SI 2019/12.  The Infrastructure Planning (Water Resources) (England) Order 2019. Comes into force 9th January.  This Order amends the Planning Act 2008 (A 2008 c.29) in respect of nationally significant infrastructure projects (“NSIP”) in the field of water.  It introduces a new category of NSIP, the construction or alteration of desalination plants.  It amends the threshold of the existing category of NSIP, with respect to the capacity of dams or reservoirs, from those retaining ten million cubic metres to those containing thirty million cubic metres and adds a new qualifying characteristic of “deployable output” .



 DEFRA is consulting on ways to improve management of water in the environment.  Consultation closes 12th March. This consultation sets out our proposals for better long-term planning for water resources and drainage and modernising water regulations.

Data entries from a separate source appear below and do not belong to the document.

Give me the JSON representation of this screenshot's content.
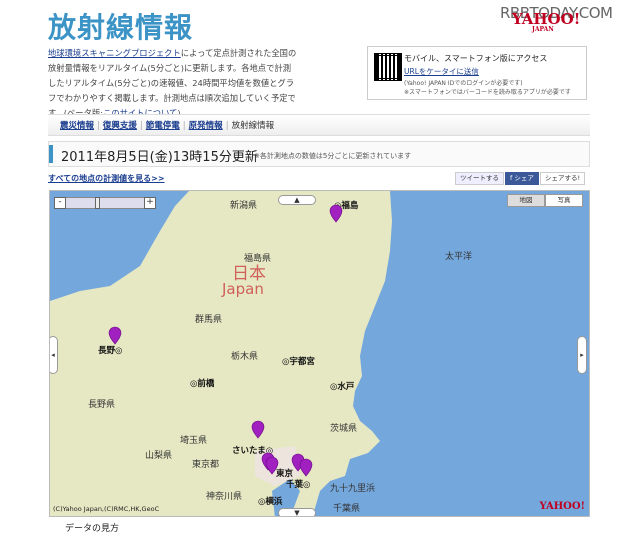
{
  "header": {
    "title": "放射線情報",
    "watermark": "RBBTODAY.COM",
    "logo": "YAHOO! JAPAN"
  },
  "intro": {
    "link1": "地球環境スキャニングプロジェクト",
    "text1": "によって定点計測された全国の放射量情報をリアルタイム(5分ごと)に更新します。各地点で計測したリアルタイム(5分ごと)の速報値、24時間平均値を数値とグラフでわかりやすく掲載します。計測地点は順次追加していく予定です。(ベータ版:",
    "link2": "このサイトについて",
    "text2": ")"
  },
  "mobile": {
    "title": "モバイル、スマートフォン版にアクセス",
    "send_link": "URLをケータイに送信",
    "note1": "(Yahoo! JAPAN IDでのログインが必要です)",
    "note2": "※スマートフォンではバーコードを読み取るアプリが必要です"
  },
  "nav": {
    "items": [
      "震災情報",
      "復興支援",
      "節電停電",
      "原発情報"
    ],
    "current": "放射線情報"
  },
  "update": {
    "datetime": "2011年8月5日(金)13時15分更新",
    "note": "※各計測地点の数値は5分ごとに更新されています"
  },
  "links": {
    "all_points": "すべての地点の計測値を見る>>"
  },
  "share": {
    "tweet": "ツイートする",
    "facebook": "f シェア",
    "share": "シェアする!"
  },
  "map": {
    "type_map": "地図",
    "type_photo": "写真",
    "credit": "(C)Yahoo Japan,(C)RMC,HK,GeoC",
    "logo": "YAHOO!",
    "labels": {
      "niigata": "新潟県",
      "fukushima_city": "◎福島",
      "pacific": "太平洋",
      "fukushima_pref": "福島県",
      "nihon": "日本",
      "japan": "Japan",
      "gunma": "群馬県",
      "nagano_city": "長野◎",
      "tochigi": "栃木県",
      "utsunomiya": "◎宇都宮",
      "maebashi": "◎前橋",
      "mito": "◎水戸",
      "nagano_pref": "長野県",
      "ibaraki": "茨城県",
      "saitama_pref": "埼玉県",
      "saitama_city": "さいたま◎",
      "yamanashi": "山梨県",
      "tokyo_pref": "東京都",
      "tokyo": "東京",
      "chiba_city": "千葉◎",
      "kanagawa": "神奈川県",
      "yokohama": "◎横浜",
      "kujukuri": "九十九里浜",
      "chiba_pref": "千葉県"
    },
    "pin_color": "#a020c0",
    "land_color": "#e6e8c4",
    "sea_color": "#74a7dc"
  },
  "footer": {
    "legend_heading": "データの見方"
  }
}
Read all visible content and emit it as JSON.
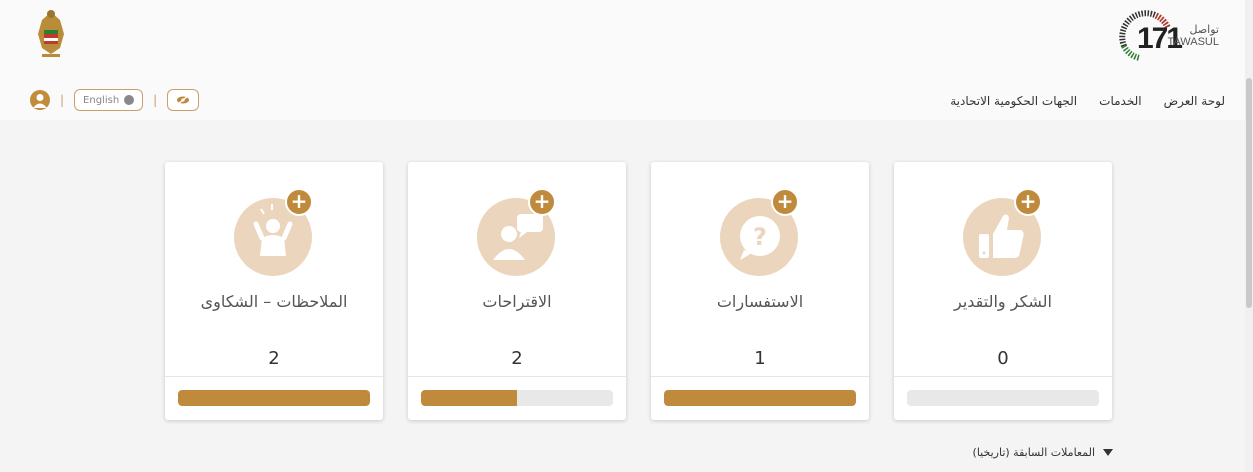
{
  "header": {
    "logo_name_ar": "تواصل",
    "logo_name_en": "TAWASUL",
    "logo_number": "171"
  },
  "nav": {
    "items": [
      {
        "label": "لوحة العرض"
      },
      {
        "label": "الخدمات"
      },
      {
        "label": "الجهات الحكومية الاتحادية"
      }
    ]
  },
  "tools": {
    "language_label": "English",
    "separator": "|"
  },
  "cards": [
    {
      "title": "الشكر والتقدير",
      "count": "0",
      "progress": 0,
      "icon": "thumbs-up-icon"
    },
    {
      "title": "الاستفسارات",
      "count": "1",
      "progress": 1.0,
      "icon": "question-bubble-icon"
    },
    {
      "title": "الاقتراحات",
      "count": "2",
      "progress": 0.5,
      "icon": "person-speech-icon"
    },
    {
      "title": "الملاحظات – الشكاوى",
      "count": "2",
      "progress": 1.0,
      "icon": "frustrated-person-icon"
    }
  ],
  "plus_symbol": "+",
  "history": {
    "label": "المعاملات السابقة (تاريخيا)",
    "icon": "filter-icon"
  },
  "colors": {
    "accent": "#c08a3c",
    "icon_bg": "#ecd5bd"
  }
}
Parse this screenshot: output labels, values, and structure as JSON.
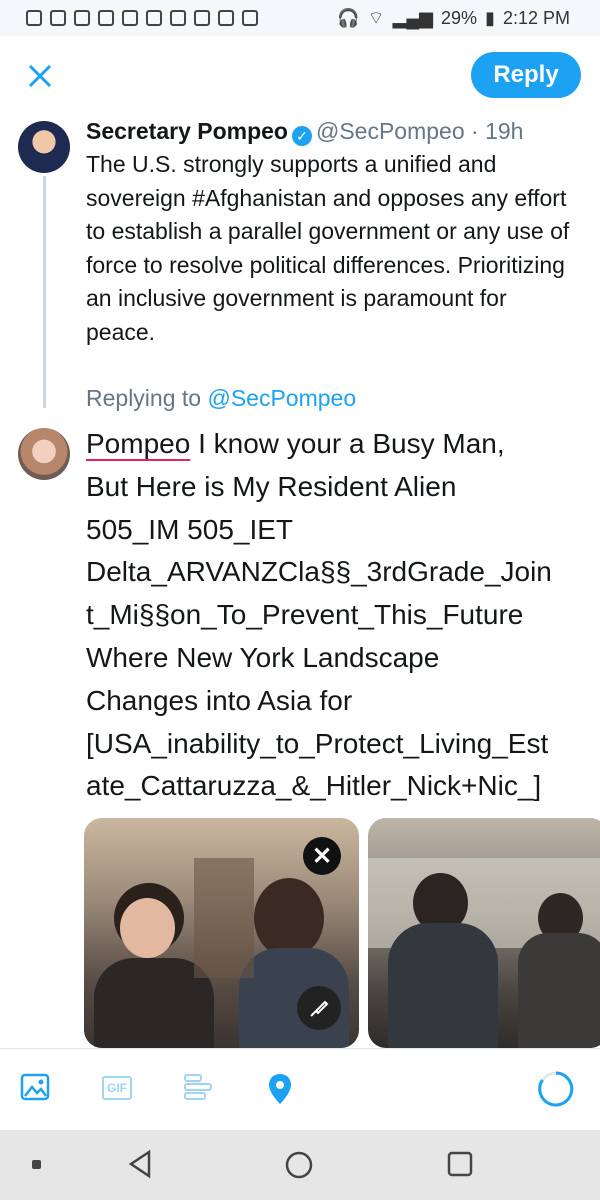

Prosecutions of note.

A water utility company was fined £2m and ordered to pay £80,000 costs for causing “foreseeable and avoidable” pollution.  Numerous failures in the management of a sewage pumping station operated by the company led to sewage created by two villages emptying into two brooks leading to the River Evenlode, a tributary of the River Thames, for up to twenty-four hours. The discharge resulted in a major fish kill and damage to other species.  The court heard that there was a continuous failure to respond to and investigate the causes of alarm signals in the six weeks before the incident. In one case an alarm was deliberately deactivated during a night shift.

Two Derby based construction companies were fined a total of £120,000 and ordered to pay £58,000 costs after sub-contractors working under their control were exposed to asbestos fibres during school refurbishment work.  An investigation by the Health and Safety Executive (HSE) found that the principal contractor for the project, failed to effectively plan, manage and monitor the work to prevent the accidental removal of the asbestos containing tiles. They failed to effectively communicate information about the asbestos, leaving the storage room open without barriers or signage warning of asbestos. The work was not then suitably managed or monitored to ensure that nobody came into contact with the asbestos.